EXERCISE DESCRIPTION –
For each line below that holds the word "pubblica", make a copy.

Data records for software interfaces
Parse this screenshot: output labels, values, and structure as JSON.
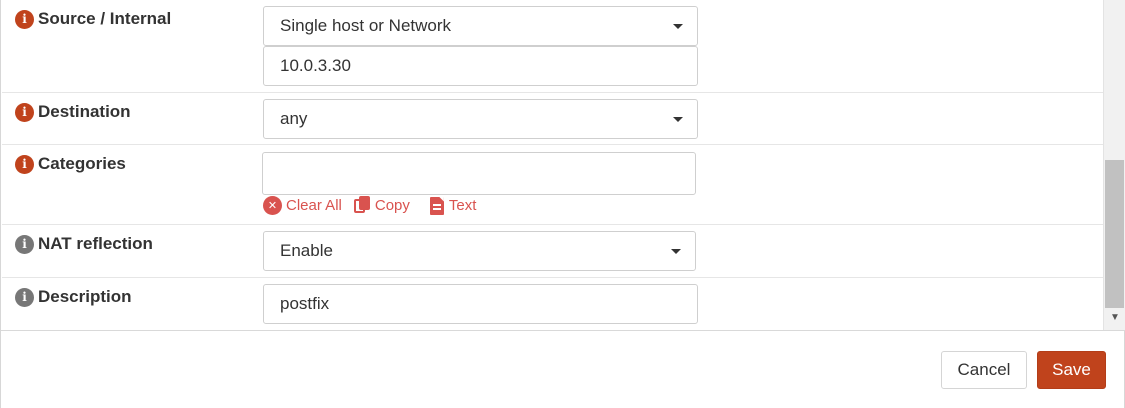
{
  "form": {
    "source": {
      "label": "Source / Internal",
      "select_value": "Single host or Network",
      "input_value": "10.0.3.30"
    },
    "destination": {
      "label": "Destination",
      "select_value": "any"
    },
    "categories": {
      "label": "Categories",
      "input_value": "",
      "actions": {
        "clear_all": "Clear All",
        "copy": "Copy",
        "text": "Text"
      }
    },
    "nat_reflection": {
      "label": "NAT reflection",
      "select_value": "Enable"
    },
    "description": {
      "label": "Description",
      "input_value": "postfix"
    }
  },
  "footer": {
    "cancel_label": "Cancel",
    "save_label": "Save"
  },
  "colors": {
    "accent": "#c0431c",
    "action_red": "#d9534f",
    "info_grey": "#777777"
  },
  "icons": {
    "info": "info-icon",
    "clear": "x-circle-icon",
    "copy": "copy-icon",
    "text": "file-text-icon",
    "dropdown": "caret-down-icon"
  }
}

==

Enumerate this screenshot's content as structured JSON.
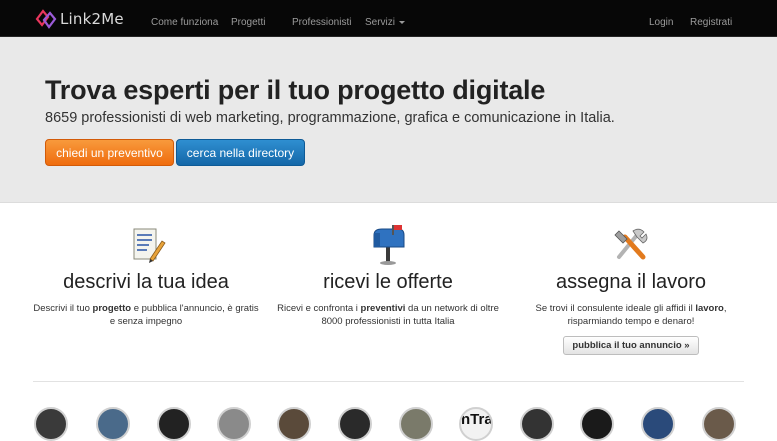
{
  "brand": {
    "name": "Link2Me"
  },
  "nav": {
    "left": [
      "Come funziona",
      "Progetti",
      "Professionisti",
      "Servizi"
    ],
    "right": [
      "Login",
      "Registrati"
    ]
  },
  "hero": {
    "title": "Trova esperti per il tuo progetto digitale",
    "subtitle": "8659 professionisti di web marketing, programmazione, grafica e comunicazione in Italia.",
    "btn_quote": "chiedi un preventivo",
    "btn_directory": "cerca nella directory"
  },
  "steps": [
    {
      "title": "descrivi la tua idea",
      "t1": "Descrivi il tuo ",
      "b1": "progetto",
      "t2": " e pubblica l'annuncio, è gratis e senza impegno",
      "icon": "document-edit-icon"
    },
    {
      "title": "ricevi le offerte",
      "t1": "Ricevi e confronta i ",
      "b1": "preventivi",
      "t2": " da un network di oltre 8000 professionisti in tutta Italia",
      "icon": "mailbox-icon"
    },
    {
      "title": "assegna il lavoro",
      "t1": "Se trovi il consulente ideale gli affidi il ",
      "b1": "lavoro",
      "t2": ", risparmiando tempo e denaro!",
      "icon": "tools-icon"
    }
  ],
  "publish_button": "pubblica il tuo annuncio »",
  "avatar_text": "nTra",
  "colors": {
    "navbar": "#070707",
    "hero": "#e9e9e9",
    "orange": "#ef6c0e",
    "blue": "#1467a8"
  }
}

SOLUTION TO THIS EXERCISE –
      "t2": " e pubblica l'annuncio, è gratis e senza impegno",
  "publish_button": "pubblica il tuo annuncio »",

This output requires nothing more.